The storage device used in the transfer must be formatted to FAT32. FAT32 was used long ago on Microsoft Windows machines. As hard drives and flash drives became larger, Microsoft started using the NTFS (NT files system) structure. NTFS became popular on Windows NT and Windows XP machines and has been used ever since. Modern versions of Windows, Mac, and Linux support FAT32 storage devices seamlessly. The storage device must be formatted to the FAT32 format before being used as a backup or storage device. The maintenance menu has a built in backup utility so backups can be made of important video surveillance files.
PTZ (pan, tilt, zoom) cameras can be used with this system. However the system lacks the connections to control the motorized functions of the cameras. In other words, if a PTZ camera is used, only the video coming from the camera is used. This is a little good news if you want to use an existing camera which is already mounted. Just connect the new wires or use the old ones if less than 60 feet.
- 8 bullet style weatherproof cameras
- 8 60′ cables
- 8 camera brackets
- 2 AC power adapters for cameras
- 2 4-way power splitters for cameras
- 1 AC power adapter for the DVR
- HDMI cable
- remote control
- width: 18 inches
- depth: 12 inches
- height: 14 inches
- weight: 4.8 pounds

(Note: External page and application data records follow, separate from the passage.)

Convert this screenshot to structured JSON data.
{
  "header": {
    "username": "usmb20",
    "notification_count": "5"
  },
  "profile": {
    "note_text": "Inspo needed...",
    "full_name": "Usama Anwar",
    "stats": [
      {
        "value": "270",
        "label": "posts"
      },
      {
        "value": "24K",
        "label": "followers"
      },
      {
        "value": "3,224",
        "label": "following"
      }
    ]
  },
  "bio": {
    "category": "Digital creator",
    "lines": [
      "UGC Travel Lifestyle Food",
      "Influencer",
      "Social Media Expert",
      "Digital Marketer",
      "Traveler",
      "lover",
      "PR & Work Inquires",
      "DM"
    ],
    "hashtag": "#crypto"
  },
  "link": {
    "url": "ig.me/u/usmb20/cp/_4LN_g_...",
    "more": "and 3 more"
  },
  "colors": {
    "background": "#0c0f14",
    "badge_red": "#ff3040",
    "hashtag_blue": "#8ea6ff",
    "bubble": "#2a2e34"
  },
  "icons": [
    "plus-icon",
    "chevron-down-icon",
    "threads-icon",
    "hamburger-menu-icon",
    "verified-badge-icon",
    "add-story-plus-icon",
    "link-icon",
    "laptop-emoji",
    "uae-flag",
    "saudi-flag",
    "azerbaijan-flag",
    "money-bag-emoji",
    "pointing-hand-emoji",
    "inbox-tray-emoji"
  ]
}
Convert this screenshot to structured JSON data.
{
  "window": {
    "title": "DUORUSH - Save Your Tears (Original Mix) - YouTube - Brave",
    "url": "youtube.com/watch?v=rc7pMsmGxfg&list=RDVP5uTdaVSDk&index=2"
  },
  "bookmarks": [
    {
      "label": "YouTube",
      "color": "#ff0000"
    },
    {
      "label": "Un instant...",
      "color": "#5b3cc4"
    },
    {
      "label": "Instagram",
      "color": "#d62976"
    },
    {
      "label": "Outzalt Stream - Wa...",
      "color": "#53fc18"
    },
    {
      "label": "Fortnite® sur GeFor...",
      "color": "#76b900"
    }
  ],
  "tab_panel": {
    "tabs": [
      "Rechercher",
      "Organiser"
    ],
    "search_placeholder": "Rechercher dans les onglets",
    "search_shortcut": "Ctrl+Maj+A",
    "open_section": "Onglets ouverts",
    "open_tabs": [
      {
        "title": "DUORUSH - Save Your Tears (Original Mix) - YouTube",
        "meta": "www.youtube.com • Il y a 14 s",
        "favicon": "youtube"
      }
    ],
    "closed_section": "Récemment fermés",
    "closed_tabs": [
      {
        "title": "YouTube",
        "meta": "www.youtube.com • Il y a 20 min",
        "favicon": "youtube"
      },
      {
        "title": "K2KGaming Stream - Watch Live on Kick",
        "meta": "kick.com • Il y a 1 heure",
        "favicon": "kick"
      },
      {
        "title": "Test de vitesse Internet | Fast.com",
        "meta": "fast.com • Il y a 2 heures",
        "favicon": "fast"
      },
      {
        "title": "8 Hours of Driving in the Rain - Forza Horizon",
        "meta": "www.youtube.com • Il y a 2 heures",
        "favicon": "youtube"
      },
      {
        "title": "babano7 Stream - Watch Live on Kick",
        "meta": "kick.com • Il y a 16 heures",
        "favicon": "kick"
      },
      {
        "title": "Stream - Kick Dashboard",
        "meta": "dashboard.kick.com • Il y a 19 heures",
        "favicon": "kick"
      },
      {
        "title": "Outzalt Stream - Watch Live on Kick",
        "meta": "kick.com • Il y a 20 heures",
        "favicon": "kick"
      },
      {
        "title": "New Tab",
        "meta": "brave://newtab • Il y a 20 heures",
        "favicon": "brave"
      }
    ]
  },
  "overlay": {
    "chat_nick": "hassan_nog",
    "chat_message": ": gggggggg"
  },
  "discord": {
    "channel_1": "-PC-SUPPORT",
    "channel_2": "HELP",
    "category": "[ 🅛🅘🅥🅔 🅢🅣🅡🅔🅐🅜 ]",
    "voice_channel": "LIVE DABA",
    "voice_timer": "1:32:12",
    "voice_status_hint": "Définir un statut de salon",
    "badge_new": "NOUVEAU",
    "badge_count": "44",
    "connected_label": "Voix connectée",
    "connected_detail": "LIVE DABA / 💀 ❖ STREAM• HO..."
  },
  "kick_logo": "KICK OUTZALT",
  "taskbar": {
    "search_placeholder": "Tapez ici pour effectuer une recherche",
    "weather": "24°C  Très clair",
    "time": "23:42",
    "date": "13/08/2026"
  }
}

- easy to install with just a few tools
- everything included
- remotely monitor video in real time from any device
- 50′ night vision in no/low light
- weatherproof cameras

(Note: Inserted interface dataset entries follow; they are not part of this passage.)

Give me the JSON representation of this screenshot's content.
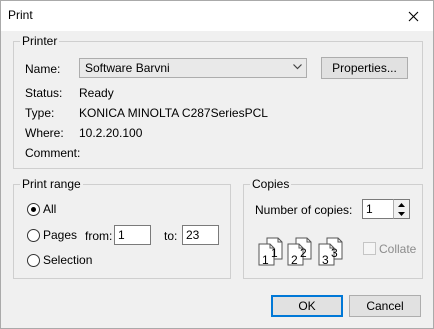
{
  "window": {
    "title": "Print"
  },
  "printer": {
    "group_label": "Printer",
    "name_label": "Name:",
    "name_value": "Software Barvni",
    "properties_label": "Properties...",
    "status_label": "Status:",
    "status_value": "Ready",
    "type_label": "Type:",
    "type_value": "KONICA MINOLTA C287SeriesPCL",
    "where_label": "Where:",
    "where_value": "10.2.20.100",
    "comment_label": "Comment:",
    "comment_value": ""
  },
  "print_range": {
    "group_label": "Print range",
    "all_label": "All",
    "pages_label": "Pages",
    "from_label": "from:",
    "from_value": "1",
    "to_label": "to:",
    "to_value": "23",
    "selection_label": "Selection",
    "selected": "All"
  },
  "copies": {
    "group_label": "Copies",
    "number_label": "Number of copies:",
    "number_value": "1",
    "collate_label": "Collate",
    "collate_checked": false,
    "collate_pages": [
      "1",
      "2",
      "3"
    ]
  },
  "buttons": {
    "ok": "OK",
    "cancel": "Cancel"
  },
  "colors": {
    "accent": "#0078d7",
    "dialog_bg": "#f0f0f0",
    "disabled_text": "#8c8c8c"
  },
  "icons": {
    "close": "close-icon",
    "dropdown": "chevron-down-icon",
    "spin_up": "arrow-up-icon",
    "spin_down": "arrow-down-icon"
  }
}
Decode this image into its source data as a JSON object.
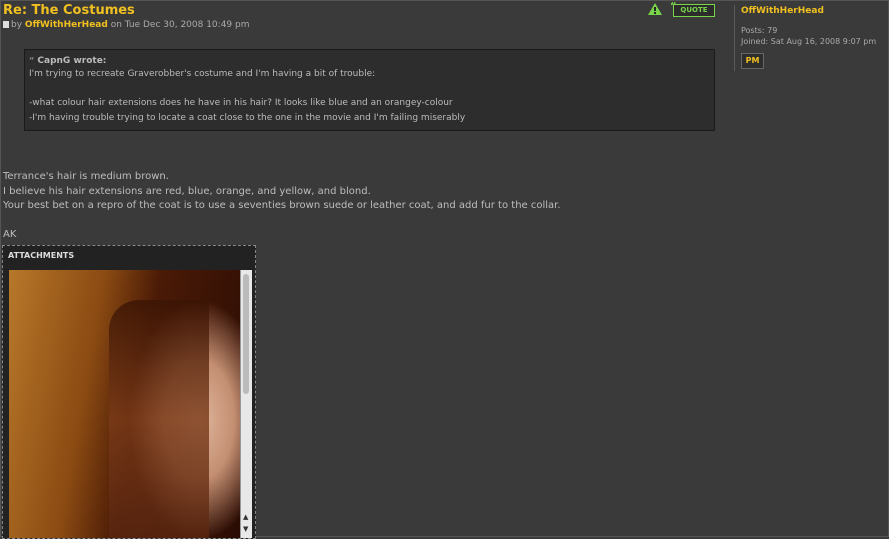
{
  "post": {
    "title": "Re: The Costumes",
    "by_label": "by",
    "author": "OffWithHerHead",
    "date": "on Tue Dec 30, 2008 10:49 pm",
    "quote_button": "QUOTE",
    "quote": {
      "cite": "CapnG wrote:",
      "line1": "I'm trying to recreate Graverobber's costume and I'm having a bit of trouble:",
      "line2": "-what colour hair extensions does he have in his hair? It looks like blue and an orangey-colour",
      "line3": "-I'm having trouble trying to locate a coat close to the one in the movie and I'm failing miserably"
    },
    "body": [
      "Terrance's hair is medium brown.",
      "I believe his hair extensions are red, blue, orange, and yellow, and blond.",
      "Your best bet on a repro of the coat is to use a seventies brown suede or leather coat, and add fur to the collar.",
      "AK"
    ],
    "attachments_label": "ATTACHMENTS"
  },
  "profile": {
    "name": "OffWithHerHead",
    "posts": "Posts: 79",
    "joined": "Joined: Sat Aug 16, 2008 9:07 pm",
    "pm_label": "PM"
  },
  "colors": {
    "accent": "#f0c020",
    "quote_green": "#7ad44a",
    "background": "#3a3a3a"
  }
}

- upgradeable hard drive
- no built-in microphone on camera
- no power indicator on cameras
- 60′ foot cables often aren’t long enough – have to buy longer ones
- separate power supply for any camera extended beyond 60′

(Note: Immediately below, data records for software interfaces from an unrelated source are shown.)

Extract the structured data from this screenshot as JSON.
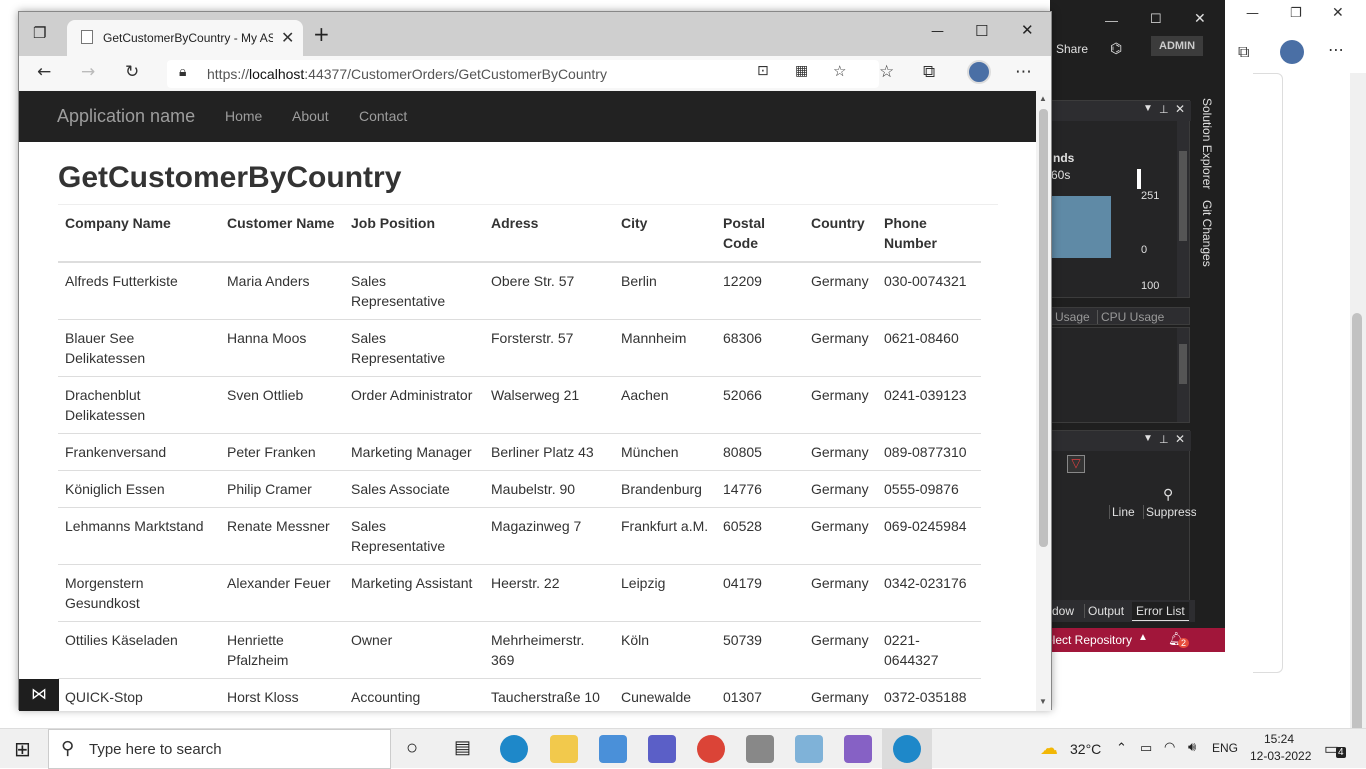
{
  "bg_window": {
    "share_label": "Share",
    "admin_label": "ADMIN"
  },
  "vs": {
    "header_trunc": "nds",
    "time_trunc": "60s",
    "val_top": "251",
    "val_zero": "0",
    "val_100": "100",
    "tab_usage": "Usage",
    "tab_cpu": "CPU Usage",
    "col_line": "Line",
    "col_suppress": "Suppress",
    "tab_window": "dow",
    "tab_output": "Output",
    "tab_errorlist": "Error List",
    "side_solution": "Solution Explorer",
    "side_git": "Git Changes",
    "status_repo": "elect Repository",
    "status_count": "2"
  },
  "browser": {
    "tab_title": "GetCustomerByCountry - My ASP.NET Application",
    "url_prefix": "https://",
    "url_host": "localhost",
    "url_rest": ":44377/CustomerOrders/GetCustomerByCountry"
  },
  "site": {
    "brand": "Application name",
    "nav": [
      "Home",
      "About",
      "Contact"
    ],
    "heading": "GetCustomerByCountry"
  },
  "table": {
    "headers": [
      "Company Name",
      "Customer Name",
      "Job Position",
      "Adress",
      "City",
      "Postal Code",
      "Country",
      "Phone Number"
    ],
    "rows": [
      [
        "Alfreds Futterkiste",
        "Maria Anders",
        "Sales Representative",
        "Obere Str. 57",
        "Berlin",
        "12209",
        "Germany",
        "030-0074321"
      ],
      [
        "Blauer See Delikatessen",
        "Hanna Moos",
        "Sales Representative",
        "Forsterstr. 57",
        "Mannheim",
        "68306",
        "Germany",
        "0621-08460"
      ],
      [
        "Drachenblut Delikatessen",
        "Sven Ottlieb",
        "Order Administrator",
        "Walserweg 21",
        "Aachen",
        "52066",
        "Germany",
        "0241-039123"
      ],
      [
        "Frankenversand",
        "Peter Franken",
        "Marketing Manager",
        "Berliner Platz 43",
        "München",
        "80805",
        "Germany",
        "089-0877310"
      ],
      [
        "Königlich Essen",
        "Philip Cramer",
        "Sales Associate",
        "Maubelstr. 90",
        "Brandenburg",
        "14776",
        "Germany",
        "0555-09876"
      ],
      [
        "Lehmanns Marktstand",
        "Renate Messner",
        "Sales Representative",
        "Magazinweg 7",
        "Frankfurt a.M.",
        "60528",
        "Germany",
        "069-0245984"
      ],
      [
        "Morgenstern Gesundkost",
        "Alexander Feuer",
        "Marketing Assistant",
        "Heerstr. 22",
        "Leipzig",
        "04179",
        "Germany",
        "0342-023176"
      ],
      [
        "Ottilies Käseladen",
        "Henriette Pfalzheim",
        "Owner",
        "Mehrheimerstr. 369",
        "Köln",
        "50739",
        "Germany",
        "0221-0644327"
      ],
      [
        "QUICK-Stop",
        "Horst Kloss",
        "Accounting",
        "Taucherstraße 10",
        "Cunewalde",
        "01307",
        "Germany",
        "0372-035188"
      ]
    ]
  },
  "taskbar": {
    "search_placeholder": "Type here to search",
    "temperature": "32°C",
    "lang": "ENG",
    "time": "15:24",
    "date": "12-03-2022",
    "notif_count": "4"
  }
}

- need different types of cables if extended beyond 180′
The Q-See QT228-8B5-5 Security Surveillance DVR System has received many very good reviews by customers with 86% of them giving the system a 4- or 5-star rating. The most common compliment from customers is that the DVR camera system is very easy to install and use. But there are some complaints about the image quality not being good enough with washed out, faded colors.
The problem with picture quality can possibly be caused by several factors. Customers fail to remember this is a 480 TVL camera system. As with televisions, 480 lines is not high definition. Although the DVR supports HDMI, this connection is showing images that aren’t HD. So no matter what you use for viewing, the images will always be 480 TVL.
Faded color can have something to do with camera placement and the amount of light reaching the camera lens. The same holds true with night vision. Night vision can work for up to 50 feet. But the more ambient light around, the better and further the night vision will work. In this case, low light is more helpful than having no light at all.
This is a bundled package which has several benefits over buying individual components. The biggest benefit is overall cost savings. When comparing this system with the cost of the DVR alone, it is easy to see the savings. With an added $70 to $100 to the price, all the cameras, wires, and hardware are included. Plus, there is no need to spend time searching for the additional cameras and hardware needed. If this search would involve going to another store locally, the added cost in gas could be a consideration.
The Choice Is Clear
Overall, the Q-See QT228-8B5-5 Security Surveillance DVR System is a very good choice especially for someone who has never installed or used a surveillance system before. The included cameras, wiring, and mounting hardware make it simple enough that a complete novice can install and setup in just a few hours. But the system is powerful enough to allow more advanced users to benefit from the extra features. Using this system, anyone can arm themselves with a relatively inexpensive tool to protect their family, home, and property.